[[ Information supplied open ]]

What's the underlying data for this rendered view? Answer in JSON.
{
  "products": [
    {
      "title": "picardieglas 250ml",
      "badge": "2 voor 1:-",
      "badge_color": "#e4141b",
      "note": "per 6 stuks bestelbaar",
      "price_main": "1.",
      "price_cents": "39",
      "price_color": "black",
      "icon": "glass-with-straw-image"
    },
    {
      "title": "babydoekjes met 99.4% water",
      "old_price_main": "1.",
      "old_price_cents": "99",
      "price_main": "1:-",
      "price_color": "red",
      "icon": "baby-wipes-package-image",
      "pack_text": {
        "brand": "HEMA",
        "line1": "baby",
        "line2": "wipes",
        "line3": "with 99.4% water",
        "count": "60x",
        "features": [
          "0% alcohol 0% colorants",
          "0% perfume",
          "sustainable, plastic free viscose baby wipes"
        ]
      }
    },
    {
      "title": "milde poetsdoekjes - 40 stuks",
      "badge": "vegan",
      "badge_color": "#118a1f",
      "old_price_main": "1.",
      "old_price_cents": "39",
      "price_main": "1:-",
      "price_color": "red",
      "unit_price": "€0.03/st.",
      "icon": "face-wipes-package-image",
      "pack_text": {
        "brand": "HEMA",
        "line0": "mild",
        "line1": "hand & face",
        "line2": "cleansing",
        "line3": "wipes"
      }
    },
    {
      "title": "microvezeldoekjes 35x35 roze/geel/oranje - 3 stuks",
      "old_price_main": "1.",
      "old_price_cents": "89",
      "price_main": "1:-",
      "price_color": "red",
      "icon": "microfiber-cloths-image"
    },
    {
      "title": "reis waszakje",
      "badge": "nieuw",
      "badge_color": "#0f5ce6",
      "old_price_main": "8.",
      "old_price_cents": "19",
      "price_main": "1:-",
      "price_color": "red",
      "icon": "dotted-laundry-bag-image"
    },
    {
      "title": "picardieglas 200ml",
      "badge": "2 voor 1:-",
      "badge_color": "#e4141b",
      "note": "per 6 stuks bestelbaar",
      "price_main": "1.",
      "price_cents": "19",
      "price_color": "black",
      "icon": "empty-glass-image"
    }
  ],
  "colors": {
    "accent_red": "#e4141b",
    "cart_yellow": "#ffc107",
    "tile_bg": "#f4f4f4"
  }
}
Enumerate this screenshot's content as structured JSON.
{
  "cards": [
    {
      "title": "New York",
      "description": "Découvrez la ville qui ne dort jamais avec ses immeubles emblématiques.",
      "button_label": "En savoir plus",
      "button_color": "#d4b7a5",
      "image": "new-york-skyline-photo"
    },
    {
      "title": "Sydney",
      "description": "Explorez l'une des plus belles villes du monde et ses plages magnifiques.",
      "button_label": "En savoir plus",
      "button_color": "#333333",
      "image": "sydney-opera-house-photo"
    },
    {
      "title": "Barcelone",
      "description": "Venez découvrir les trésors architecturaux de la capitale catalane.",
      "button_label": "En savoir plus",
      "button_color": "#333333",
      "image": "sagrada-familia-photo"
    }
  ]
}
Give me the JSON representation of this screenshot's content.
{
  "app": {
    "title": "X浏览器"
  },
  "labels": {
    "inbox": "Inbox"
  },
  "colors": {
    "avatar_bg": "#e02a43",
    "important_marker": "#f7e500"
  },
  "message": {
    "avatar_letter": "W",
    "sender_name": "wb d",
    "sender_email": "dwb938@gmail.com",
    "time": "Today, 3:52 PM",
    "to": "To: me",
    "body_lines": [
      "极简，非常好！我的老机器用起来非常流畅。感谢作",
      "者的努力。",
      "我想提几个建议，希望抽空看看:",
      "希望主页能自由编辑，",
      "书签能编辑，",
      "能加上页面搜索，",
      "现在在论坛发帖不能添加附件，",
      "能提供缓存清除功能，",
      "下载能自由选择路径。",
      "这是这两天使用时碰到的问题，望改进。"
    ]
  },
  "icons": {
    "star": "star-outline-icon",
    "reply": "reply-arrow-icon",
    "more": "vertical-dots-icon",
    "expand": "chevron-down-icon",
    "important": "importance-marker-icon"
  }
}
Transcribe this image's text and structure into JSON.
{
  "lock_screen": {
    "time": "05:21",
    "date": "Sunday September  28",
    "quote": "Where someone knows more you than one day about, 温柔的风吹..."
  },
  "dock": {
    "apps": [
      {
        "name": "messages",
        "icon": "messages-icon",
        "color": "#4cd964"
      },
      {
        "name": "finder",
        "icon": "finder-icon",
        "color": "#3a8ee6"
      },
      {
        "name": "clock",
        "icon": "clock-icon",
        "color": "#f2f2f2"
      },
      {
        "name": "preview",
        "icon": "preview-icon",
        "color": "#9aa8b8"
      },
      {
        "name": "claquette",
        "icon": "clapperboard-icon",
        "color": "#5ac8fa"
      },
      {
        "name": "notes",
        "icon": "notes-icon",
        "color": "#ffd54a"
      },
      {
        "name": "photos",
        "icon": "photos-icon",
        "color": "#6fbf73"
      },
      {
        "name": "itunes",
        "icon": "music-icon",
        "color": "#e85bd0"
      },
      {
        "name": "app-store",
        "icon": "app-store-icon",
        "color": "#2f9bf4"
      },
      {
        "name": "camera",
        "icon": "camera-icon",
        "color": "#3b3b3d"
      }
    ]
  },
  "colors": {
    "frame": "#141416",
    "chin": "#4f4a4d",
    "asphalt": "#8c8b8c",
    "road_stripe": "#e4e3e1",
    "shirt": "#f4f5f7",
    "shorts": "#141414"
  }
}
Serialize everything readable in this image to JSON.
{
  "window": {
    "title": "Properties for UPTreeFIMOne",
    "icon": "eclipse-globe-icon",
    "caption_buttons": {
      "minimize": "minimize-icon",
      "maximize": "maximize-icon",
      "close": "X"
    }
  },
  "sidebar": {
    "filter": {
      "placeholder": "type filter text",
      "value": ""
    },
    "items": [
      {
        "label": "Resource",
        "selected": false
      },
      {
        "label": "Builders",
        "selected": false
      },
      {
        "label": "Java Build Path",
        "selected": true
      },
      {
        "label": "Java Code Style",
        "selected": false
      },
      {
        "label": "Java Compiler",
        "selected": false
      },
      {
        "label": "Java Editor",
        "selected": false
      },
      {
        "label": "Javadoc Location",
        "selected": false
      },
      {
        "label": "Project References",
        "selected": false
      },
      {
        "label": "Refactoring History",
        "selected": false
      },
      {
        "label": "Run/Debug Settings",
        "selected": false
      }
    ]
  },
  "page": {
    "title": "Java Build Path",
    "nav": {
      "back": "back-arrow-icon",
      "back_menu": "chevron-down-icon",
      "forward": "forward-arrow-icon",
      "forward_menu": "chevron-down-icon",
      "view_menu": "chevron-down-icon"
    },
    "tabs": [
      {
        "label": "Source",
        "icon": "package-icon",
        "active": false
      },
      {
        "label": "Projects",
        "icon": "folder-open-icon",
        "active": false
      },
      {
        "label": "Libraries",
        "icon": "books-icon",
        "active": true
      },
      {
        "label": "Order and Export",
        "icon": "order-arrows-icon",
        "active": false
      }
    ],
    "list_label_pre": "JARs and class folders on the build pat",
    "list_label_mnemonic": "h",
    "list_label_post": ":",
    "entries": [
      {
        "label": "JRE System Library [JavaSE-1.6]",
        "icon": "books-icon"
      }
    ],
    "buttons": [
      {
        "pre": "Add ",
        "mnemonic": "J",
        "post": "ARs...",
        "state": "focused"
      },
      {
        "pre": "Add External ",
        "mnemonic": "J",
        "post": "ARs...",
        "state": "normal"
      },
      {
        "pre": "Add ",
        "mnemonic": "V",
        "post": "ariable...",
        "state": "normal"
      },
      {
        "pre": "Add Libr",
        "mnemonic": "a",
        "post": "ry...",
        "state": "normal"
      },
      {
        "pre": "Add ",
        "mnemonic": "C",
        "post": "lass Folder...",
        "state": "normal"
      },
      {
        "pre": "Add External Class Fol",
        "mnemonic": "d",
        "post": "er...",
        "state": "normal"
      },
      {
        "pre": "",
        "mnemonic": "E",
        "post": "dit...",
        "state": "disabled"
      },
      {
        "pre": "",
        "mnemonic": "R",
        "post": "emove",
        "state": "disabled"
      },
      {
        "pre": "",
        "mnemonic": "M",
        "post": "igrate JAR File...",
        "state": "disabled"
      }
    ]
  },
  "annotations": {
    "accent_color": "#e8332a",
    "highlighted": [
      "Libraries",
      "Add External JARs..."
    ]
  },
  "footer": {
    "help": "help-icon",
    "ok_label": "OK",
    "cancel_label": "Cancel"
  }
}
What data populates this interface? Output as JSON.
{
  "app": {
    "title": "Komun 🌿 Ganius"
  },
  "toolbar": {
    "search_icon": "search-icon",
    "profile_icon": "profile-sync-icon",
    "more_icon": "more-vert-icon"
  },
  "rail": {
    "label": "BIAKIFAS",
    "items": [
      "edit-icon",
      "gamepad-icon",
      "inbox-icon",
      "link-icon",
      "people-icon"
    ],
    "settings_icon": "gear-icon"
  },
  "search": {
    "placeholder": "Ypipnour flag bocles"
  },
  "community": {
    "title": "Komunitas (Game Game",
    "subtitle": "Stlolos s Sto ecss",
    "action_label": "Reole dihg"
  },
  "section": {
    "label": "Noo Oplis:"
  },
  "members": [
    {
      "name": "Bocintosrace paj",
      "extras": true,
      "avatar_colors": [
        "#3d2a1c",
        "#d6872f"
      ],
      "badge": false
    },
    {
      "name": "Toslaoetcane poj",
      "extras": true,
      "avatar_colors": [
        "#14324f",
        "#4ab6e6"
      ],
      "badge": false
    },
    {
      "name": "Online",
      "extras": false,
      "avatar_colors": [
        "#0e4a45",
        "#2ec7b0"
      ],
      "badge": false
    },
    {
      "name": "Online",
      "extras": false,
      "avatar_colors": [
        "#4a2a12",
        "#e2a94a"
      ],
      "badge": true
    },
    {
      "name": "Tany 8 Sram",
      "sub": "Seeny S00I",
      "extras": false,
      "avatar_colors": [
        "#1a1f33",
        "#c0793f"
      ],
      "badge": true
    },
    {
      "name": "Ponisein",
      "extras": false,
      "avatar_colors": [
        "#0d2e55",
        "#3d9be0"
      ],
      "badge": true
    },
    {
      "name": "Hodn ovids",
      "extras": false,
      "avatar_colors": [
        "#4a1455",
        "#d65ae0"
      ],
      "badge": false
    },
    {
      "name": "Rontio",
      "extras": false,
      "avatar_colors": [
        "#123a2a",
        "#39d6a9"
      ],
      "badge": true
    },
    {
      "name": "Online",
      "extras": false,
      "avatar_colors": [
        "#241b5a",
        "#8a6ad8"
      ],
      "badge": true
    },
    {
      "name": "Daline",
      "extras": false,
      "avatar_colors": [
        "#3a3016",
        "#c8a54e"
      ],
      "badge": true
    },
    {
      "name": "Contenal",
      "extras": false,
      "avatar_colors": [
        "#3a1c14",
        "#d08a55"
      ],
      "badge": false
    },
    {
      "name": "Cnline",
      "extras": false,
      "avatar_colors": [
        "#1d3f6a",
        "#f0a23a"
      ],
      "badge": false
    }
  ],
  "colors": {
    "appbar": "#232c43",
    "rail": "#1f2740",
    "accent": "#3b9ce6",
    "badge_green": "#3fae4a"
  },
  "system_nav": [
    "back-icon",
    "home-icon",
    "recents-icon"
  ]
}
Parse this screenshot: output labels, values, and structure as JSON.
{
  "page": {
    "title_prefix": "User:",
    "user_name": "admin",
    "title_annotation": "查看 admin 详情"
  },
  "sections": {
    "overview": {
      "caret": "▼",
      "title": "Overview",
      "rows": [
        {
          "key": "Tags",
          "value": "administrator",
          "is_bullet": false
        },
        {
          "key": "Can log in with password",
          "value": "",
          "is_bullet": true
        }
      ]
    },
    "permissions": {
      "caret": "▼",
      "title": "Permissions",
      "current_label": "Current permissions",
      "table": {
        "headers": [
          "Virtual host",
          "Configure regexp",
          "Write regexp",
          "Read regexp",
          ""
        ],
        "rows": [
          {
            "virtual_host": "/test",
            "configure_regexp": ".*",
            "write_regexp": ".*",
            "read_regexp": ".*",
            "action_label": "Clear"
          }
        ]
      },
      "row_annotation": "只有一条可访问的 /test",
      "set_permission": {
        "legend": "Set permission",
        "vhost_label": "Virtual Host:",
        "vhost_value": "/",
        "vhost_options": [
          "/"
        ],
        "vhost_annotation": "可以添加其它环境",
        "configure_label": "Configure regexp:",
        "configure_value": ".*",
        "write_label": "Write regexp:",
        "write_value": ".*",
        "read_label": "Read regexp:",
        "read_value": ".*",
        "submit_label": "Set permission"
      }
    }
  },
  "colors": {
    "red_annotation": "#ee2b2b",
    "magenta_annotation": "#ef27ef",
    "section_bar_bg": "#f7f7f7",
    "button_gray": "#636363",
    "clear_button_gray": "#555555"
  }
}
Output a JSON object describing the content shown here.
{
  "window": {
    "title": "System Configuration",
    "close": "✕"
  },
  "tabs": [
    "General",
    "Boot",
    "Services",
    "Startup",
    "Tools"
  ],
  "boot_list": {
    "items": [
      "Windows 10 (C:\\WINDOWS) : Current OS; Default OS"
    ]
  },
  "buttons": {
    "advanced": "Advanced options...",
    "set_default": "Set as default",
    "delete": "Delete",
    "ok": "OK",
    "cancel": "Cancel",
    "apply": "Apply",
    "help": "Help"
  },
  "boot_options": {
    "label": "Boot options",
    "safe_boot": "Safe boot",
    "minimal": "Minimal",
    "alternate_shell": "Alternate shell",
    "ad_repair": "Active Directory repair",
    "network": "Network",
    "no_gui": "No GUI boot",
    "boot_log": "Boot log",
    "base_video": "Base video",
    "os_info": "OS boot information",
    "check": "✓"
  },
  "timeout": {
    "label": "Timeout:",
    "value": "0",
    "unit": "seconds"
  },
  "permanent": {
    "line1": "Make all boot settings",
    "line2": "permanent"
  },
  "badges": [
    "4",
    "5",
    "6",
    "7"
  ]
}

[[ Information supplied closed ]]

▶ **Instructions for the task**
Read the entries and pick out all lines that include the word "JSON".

▶ **Answer to the problem**
What's the underlying data for this rendered view? Answer in JSON.
Enumerate this screenshot's content as structured JSON.
Give me the JSON representation of this screenshot's content.
Transcribe this image's text and structure into JSON.
Serialize everything readable in this image to JSON.
What data populates this interface? Output as JSON.
Parse this screenshot: output labels, values, and structure as JSON.
Output a JSON object describing the content shown here.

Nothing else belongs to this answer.